Throughout the entries below, report every line where "less" is found.

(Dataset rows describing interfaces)
== == ==

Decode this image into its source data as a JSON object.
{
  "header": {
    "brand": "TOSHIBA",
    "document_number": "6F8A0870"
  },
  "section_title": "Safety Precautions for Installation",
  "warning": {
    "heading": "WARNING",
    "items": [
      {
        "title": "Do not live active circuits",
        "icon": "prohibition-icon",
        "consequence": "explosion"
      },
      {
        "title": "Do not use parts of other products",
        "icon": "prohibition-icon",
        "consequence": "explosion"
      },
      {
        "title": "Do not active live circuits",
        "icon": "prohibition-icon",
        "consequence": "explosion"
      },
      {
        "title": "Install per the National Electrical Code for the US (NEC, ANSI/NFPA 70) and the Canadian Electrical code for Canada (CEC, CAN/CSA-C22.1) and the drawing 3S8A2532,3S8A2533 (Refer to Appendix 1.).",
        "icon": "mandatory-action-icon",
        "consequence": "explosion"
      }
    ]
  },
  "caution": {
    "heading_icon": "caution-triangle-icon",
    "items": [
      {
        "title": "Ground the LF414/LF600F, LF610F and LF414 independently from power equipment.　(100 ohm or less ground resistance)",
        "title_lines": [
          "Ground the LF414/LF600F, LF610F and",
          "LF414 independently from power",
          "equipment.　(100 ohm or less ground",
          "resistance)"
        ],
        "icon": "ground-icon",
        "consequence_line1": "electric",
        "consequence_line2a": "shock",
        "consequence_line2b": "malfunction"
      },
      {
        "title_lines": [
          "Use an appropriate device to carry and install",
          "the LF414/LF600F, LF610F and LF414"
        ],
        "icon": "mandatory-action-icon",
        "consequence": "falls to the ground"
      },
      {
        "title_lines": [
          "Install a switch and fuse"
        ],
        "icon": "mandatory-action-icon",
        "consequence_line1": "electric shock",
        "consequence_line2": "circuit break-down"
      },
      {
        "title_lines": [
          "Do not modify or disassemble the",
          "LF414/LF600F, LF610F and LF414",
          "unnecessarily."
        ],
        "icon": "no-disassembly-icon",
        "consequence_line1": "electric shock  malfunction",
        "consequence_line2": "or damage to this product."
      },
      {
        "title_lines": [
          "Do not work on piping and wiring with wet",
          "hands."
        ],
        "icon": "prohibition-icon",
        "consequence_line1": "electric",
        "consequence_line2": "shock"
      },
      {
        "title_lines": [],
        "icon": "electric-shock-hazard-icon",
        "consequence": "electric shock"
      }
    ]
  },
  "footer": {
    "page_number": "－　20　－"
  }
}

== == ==

### Task response:
        "title": "Ground the LF414/LF600F, LF610F and LF414 independently from power equipment.　(100 ohm or less ground resistance)",
          "equipment.　(100 ohm or less ground",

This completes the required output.